    Having lived in three of the nation’s most dangerous cities – Detroit, Baltimore and a short stint in Chicago – I’ve seen the remains of some once-great American metropolises. Outside of pockets (the north side of Chicago, Baltimore’s Inner Harbor, the small, surging sections of downtown Detroit among them), their better days were behind them by the time I came along. But I could see the shells of what once was. Still, seeing the aftermath and living through the decline are two entirely different experiences.
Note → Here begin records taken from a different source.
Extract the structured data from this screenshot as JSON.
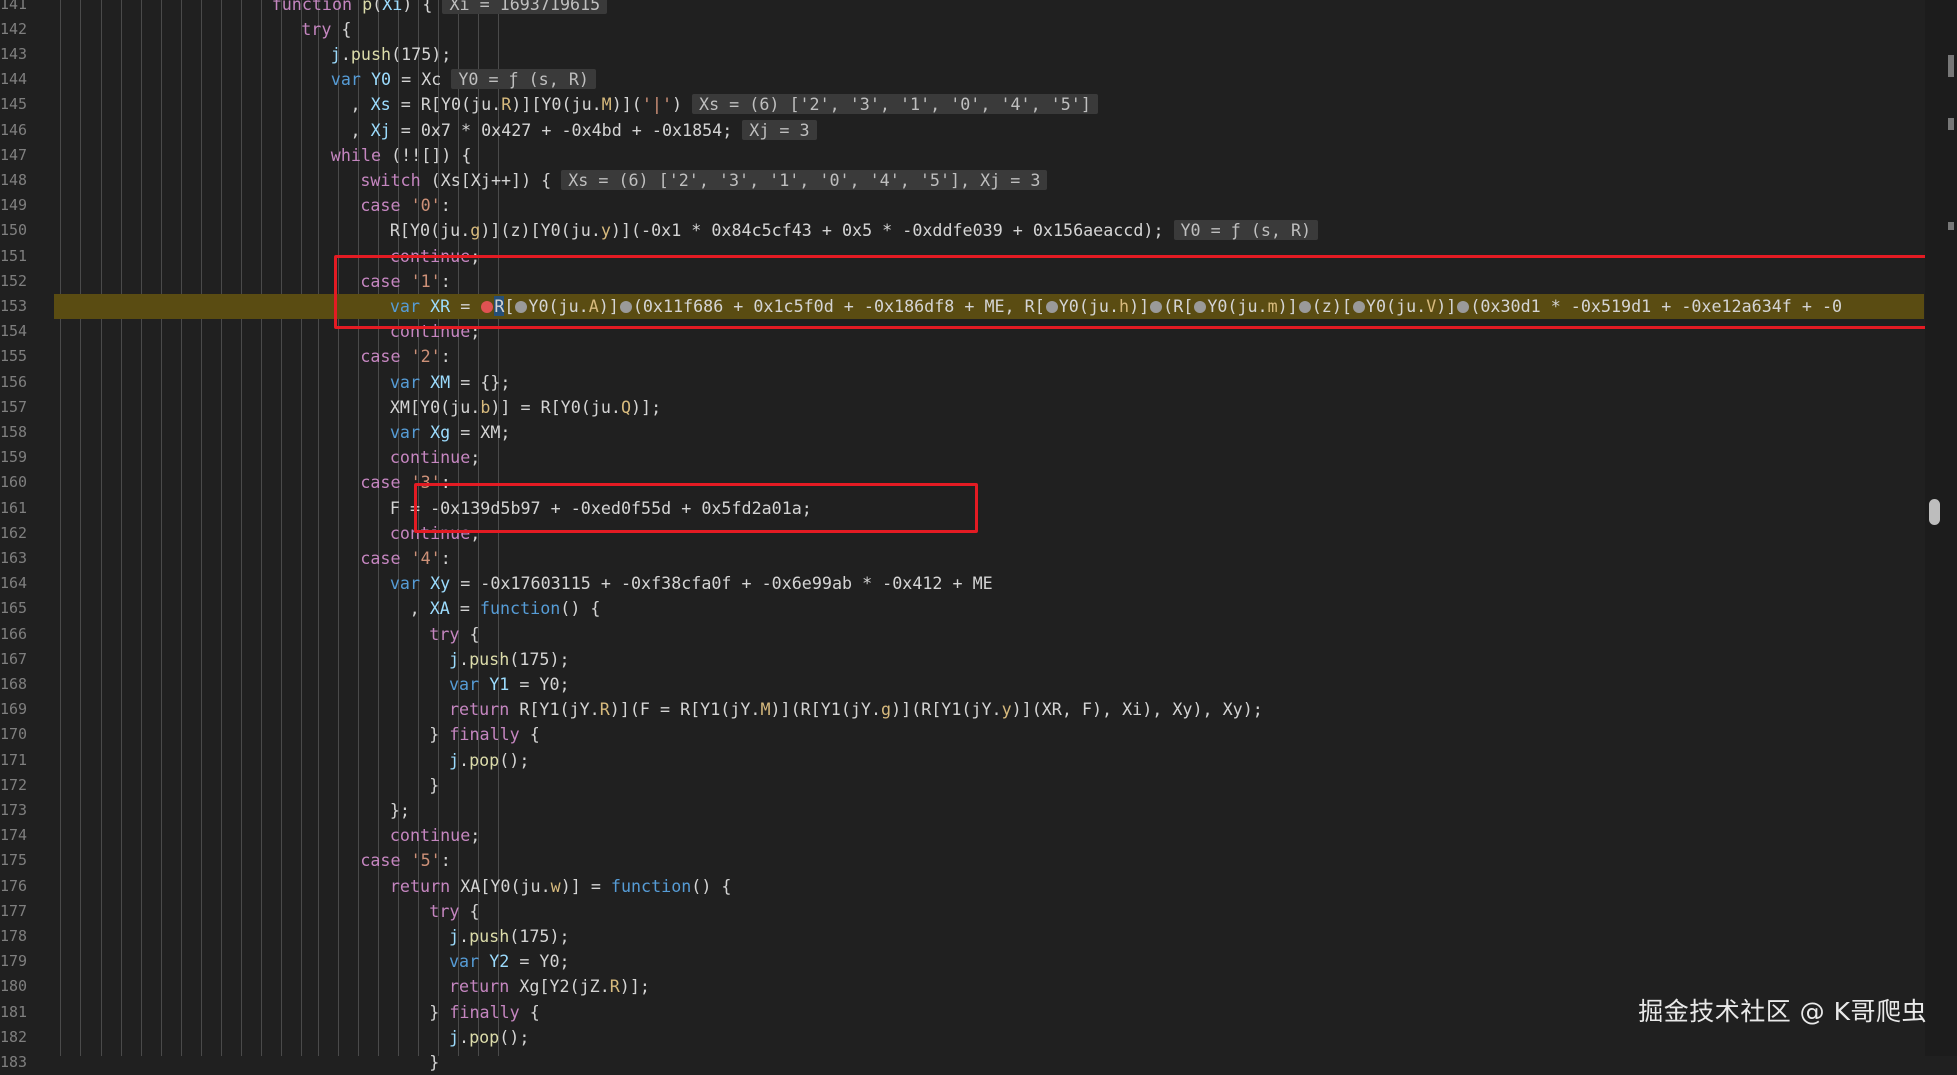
{
  "editor": {
    "lines": [
      {
        "n": "141",
        "parts": [
          [
            "k",
            "function "
          ],
          [
            "fn",
            "p"
          ],
          [
            "c",
            "("
          ],
          [
            "v",
            "Xi"
          ],
          [
            "c",
            ") {"
          ],
          [
            "hint",
            "Xi = 1693719615"
          ]
        ]
      },
      {
        "n": "142",
        "parts": [
          [
            "k",
            "try"
          ],
          [
            "c",
            " {"
          ]
        ]
      },
      {
        "n": "143",
        "parts": [
          [
            "v",
            "j"
          ],
          [
            "c",
            "."
          ],
          [
            "fn",
            "push"
          ],
          [
            "c",
            "(175);"
          ]
        ]
      },
      {
        "n": "144",
        "parts": [
          [
            "kb",
            "var "
          ],
          [
            "v",
            "Y0"
          ],
          [
            "c",
            " = Xc"
          ],
          [
            "hint",
            "Y0 = ƒ (s, R)"
          ]
        ]
      },
      {
        "n": "145",
        "parts": [
          [
            "c",
            ", "
          ],
          [
            "v",
            "Xs"
          ],
          [
            "c",
            " = R[Y0(ju."
          ],
          [
            "p",
            "R"
          ],
          [
            "c",
            ")][Y0(ju."
          ],
          [
            "p",
            "M"
          ],
          [
            "c",
            ")]("
          ],
          [
            "s",
            "'|'"
          ],
          [
            "c",
            ")"
          ],
          [
            "hint",
            "Xs = (6) ['2', '3', '1', '0', '4', '5']"
          ]
        ]
      },
      {
        "n": "146",
        "parts": [
          [
            "c",
            ", "
          ],
          [
            "v",
            "Xj"
          ],
          [
            "c",
            " = 0x7 * 0x427 + -0x4bd + -0x1854;"
          ],
          [
            "hint",
            "Xj = 3"
          ]
        ]
      },
      {
        "n": "147",
        "parts": [
          [
            "k",
            "while"
          ],
          [
            "c",
            " (!![]) {"
          ]
        ]
      },
      {
        "n": "148",
        "parts": [
          [
            "k",
            "switch"
          ],
          [
            "c",
            " (Xs[Xj++]) {"
          ],
          [
            "hint",
            "Xs = (6) ['2', '3', '1', '0', '4', '5'], Xj = 3"
          ]
        ]
      },
      {
        "n": "149",
        "parts": [
          [
            "k",
            "case "
          ],
          [
            "s",
            "'0'"
          ],
          [
            "c",
            ":"
          ]
        ]
      },
      {
        "n": "150",
        "parts": [
          [
            "c",
            "R[Y0(ju."
          ],
          [
            "p",
            "g"
          ],
          [
            "c",
            ")](z)[Y0(ju."
          ],
          [
            "p",
            "y"
          ],
          [
            "c",
            ")](-0x1 * 0x84c5cf43 + 0x5 * -0xddfe039 + 0x156aeaccd);"
          ],
          [
            "hint",
            "Y0 = ƒ (s, R)"
          ]
        ]
      },
      {
        "n": "151",
        "parts": [
          [
            "k",
            "continue"
          ],
          [
            "c",
            ";"
          ]
        ]
      },
      {
        "n": "152",
        "parts": [
          [
            "k",
            "case "
          ],
          [
            "s",
            "'1'"
          ],
          [
            "c",
            ":"
          ]
        ]
      },
      {
        "n": "153",
        "parts": [
          [
            "kb",
            "var "
          ],
          [
            "v",
            "XR"
          ],
          [
            "c",
            " = "
          ],
          [
            "dotred",
            ""
          ],
          [
            "sel",
            "R"
          ],
          [
            "c",
            "["
          ],
          [
            "dot",
            ""
          ],
          [
            "c",
            "Y0(ju."
          ],
          [
            "p",
            "A"
          ],
          [
            "c",
            ")]"
          ],
          [
            "dot",
            ""
          ],
          [
            "c",
            "(0x11f686 + 0x1c5f0d + -0x186df8 + ME, R["
          ],
          [
            "dot",
            ""
          ],
          [
            "c",
            "Y0(ju."
          ],
          [
            "p",
            "h"
          ],
          [
            "c",
            ")]"
          ],
          [
            "dot",
            ""
          ],
          [
            "c",
            "(R["
          ],
          [
            "dot",
            ""
          ],
          [
            "c",
            "Y0(ju."
          ],
          [
            "p",
            "m"
          ],
          [
            "c",
            ")]"
          ],
          [
            "dot",
            ""
          ],
          [
            "c",
            "(z)["
          ],
          [
            "dot",
            ""
          ],
          [
            "c",
            "Y0(ju."
          ],
          [
            "p",
            "V"
          ],
          [
            "c",
            ")]"
          ],
          [
            "dot",
            ""
          ],
          [
            "c",
            "(0x30d1 * -0x519d1 + -0xe12a634f + -0"
          ]
        ]
      },
      {
        "n": "154",
        "parts": [
          [
            "k",
            "continue"
          ],
          [
            "c",
            ";"
          ]
        ]
      },
      {
        "n": "155",
        "parts": [
          [
            "k",
            "case "
          ],
          [
            "s",
            "'2'"
          ],
          [
            "c",
            ":"
          ]
        ]
      },
      {
        "n": "156",
        "parts": [
          [
            "kb",
            "var "
          ],
          [
            "v",
            "XM"
          ],
          [
            "c",
            " = {};"
          ]
        ]
      },
      {
        "n": "157",
        "parts": [
          [
            "c",
            "XM[Y0(ju."
          ],
          [
            "p",
            "b"
          ],
          [
            "c",
            ")] = R[Y0(ju."
          ],
          [
            "p",
            "Q"
          ],
          [
            "c",
            ")];"
          ]
        ]
      },
      {
        "n": "158",
        "parts": [
          [
            "kb",
            "var "
          ],
          [
            "v",
            "Xg"
          ],
          [
            "c",
            " = XM;"
          ]
        ]
      },
      {
        "n": "159",
        "parts": [
          [
            "k",
            "continue"
          ],
          [
            "c",
            ";"
          ]
        ]
      },
      {
        "n": "160",
        "parts": [
          [
            "k",
            "case "
          ],
          [
            "s",
            "'3'"
          ],
          [
            "c",
            ":"
          ]
        ]
      },
      {
        "n": "161",
        "parts": [
          [
            "c",
            "F = -0x139d5b97 + -0xed0f55d + 0x5fd2a01a;"
          ]
        ]
      },
      {
        "n": "162",
        "parts": [
          [
            "k",
            "continue"
          ],
          [
            "c",
            ";"
          ]
        ]
      },
      {
        "n": "163",
        "parts": [
          [
            "k",
            "case "
          ],
          [
            "s",
            "'4'"
          ],
          [
            "c",
            ":"
          ]
        ]
      },
      {
        "n": "164",
        "parts": [
          [
            "kb",
            "var "
          ],
          [
            "v",
            "Xy"
          ],
          [
            "c",
            " = -0x17603115 + -0xf38cfa0f + -0x6e99ab * -0x412 + ME"
          ]
        ]
      },
      {
        "n": "165",
        "parts": [
          [
            "c",
            ", "
          ],
          [
            "v",
            "XA"
          ],
          [
            "c",
            " = "
          ],
          [
            "kb",
            "function"
          ],
          [
            "c",
            "() {"
          ]
        ]
      },
      {
        "n": "166",
        "parts": [
          [
            "k",
            "try"
          ],
          [
            "c",
            " {"
          ]
        ]
      },
      {
        "n": "167",
        "parts": [
          [
            "v",
            "j"
          ],
          [
            "c",
            "."
          ],
          [
            "fn",
            "push"
          ],
          [
            "c",
            "(175);"
          ]
        ]
      },
      {
        "n": "168",
        "parts": [
          [
            "kb",
            "var "
          ],
          [
            "v",
            "Y1"
          ],
          [
            "c",
            " = Y0;"
          ]
        ]
      },
      {
        "n": "169",
        "parts": [
          [
            "k",
            "return "
          ],
          [
            "c",
            "R[Y1(jY."
          ],
          [
            "p",
            "R"
          ],
          [
            "c",
            ")](F = R[Y1(jY."
          ],
          [
            "p",
            "M"
          ],
          [
            "c",
            ")](R[Y1(jY."
          ],
          [
            "p",
            "g"
          ],
          [
            "c",
            ")](R[Y1(jY."
          ],
          [
            "p",
            "y"
          ],
          [
            "c",
            ")](XR, F), Xi), Xy), Xy);"
          ]
        ]
      },
      {
        "n": "170",
        "parts": [
          [
            "c",
            "} "
          ],
          [
            "k",
            "finally"
          ],
          [
            "c",
            " {"
          ]
        ]
      },
      {
        "n": "171",
        "parts": [
          [
            "v",
            "j"
          ],
          [
            "c",
            "."
          ],
          [
            "fn",
            "pop"
          ],
          [
            "c",
            "();"
          ]
        ]
      },
      {
        "n": "172",
        "parts": [
          [
            "c",
            "}"
          ]
        ]
      },
      {
        "n": "173",
        "parts": [
          [
            "c",
            "};"
          ]
        ]
      },
      {
        "n": "174",
        "parts": [
          [
            "k",
            "continue"
          ],
          [
            "c",
            ";"
          ]
        ]
      },
      {
        "n": "175",
        "parts": [
          [
            "k",
            "case "
          ],
          [
            "s",
            "'5'"
          ],
          [
            "c",
            ":"
          ]
        ]
      },
      {
        "n": "176",
        "parts": [
          [
            "k",
            "return "
          ],
          [
            "c",
            "XA[Y0(ju."
          ],
          [
            "p",
            "w"
          ],
          [
            "c",
            ")] = "
          ],
          [
            "kb",
            "function"
          ],
          [
            "c",
            "() {"
          ]
        ]
      },
      {
        "n": "177",
        "parts": [
          [
            "k",
            "try"
          ],
          [
            "c",
            " {"
          ]
        ]
      },
      {
        "n": "178",
        "parts": [
          [
            "v",
            "j"
          ],
          [
            "c",
            "."
          ],
          [
            "fn",
            "push"
          ],
          [
            "c",
            "(175);"
          ]
        ]
      },
      {
        "n": "179",
        "parts": [
          [
            "kb",
            "var "
          ],
          [
            "v",
            "Y2"
          ],
          [
            "c",
            " = Y0;"
          ]
        ]
      },
      {
        "n": "180",
        "parts": [
          [
            "k",
            "return "
          ],
          [
            "c",
            "Xg[Y2(jZ."
          ],
          [
            "p",
            "R"
          ],
          [
            "c",
            ")];"
          ]
        ]
      },
      {
        "n": "181",
        "parts": [
          [
            "c",
            "} "
          ],
          [
            "k",
            "finally"
          ],
          [
            "c",
            " {"
          ]
        ]
      },
      {
        "n": "182",
        "parts": [
          [
            "v",
            "j"
          ],
          [
            "c",
            "."
          ],
          [
            "fn",
            "pop"
          ],
          [
            "c",
            "();"
          ]
        ]
      },
      {
        "n": "183",
        "parts": [
          [
            "c",
            "}"
          ]
        ]
      }
    ]
  },
  "watermark": "掘金技术社区 @ K哥爬虫"
}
Until a time machine is invented, I never will fully know more than the second-hand...
  • Cities, counties and schools feel sharply increasing pension costs

    02/25/2017 6:21:44 PM PST · by artichokegrower · 24 replies
    Sacramento Bee ^ | February 25, 2017 | Dan Walters
    The impact of ever-higher pension costs on California’s local governments, particularly cities, has been evident for years. Pension burdens contributed to the recent bankruptcies of three cities and more are feeling the pinch.
  • Daily Beast editor: Non-Cosmopolitan Rural Voters For Trump are the ‘Real Problem’

    01/29/2017 10:34:31 AM PST · by governsleastgovernsbest · 83 replies
    Legal Insurrection ^ | Mark Finkelstein
    Message from MSNBC to you hicks out in the sticks: the people who gave us Le Pen, Brexit and now, Trump represent the “real problem.” Unlike we city dwellers, you don’t “mix” and “get along together” with people from “cosmopolitan cultures.” . . . Then came the pičce de résistance—Dickey’s swipe at the great rural unwashed: “the voters who cast their ballots for Marine Le Pen, for Brexit, for Donald Trump, they’re not the people who are part of those cities, those cosmopolitan cultures where people mix and get along together. That is the real problem. That’s the divide we...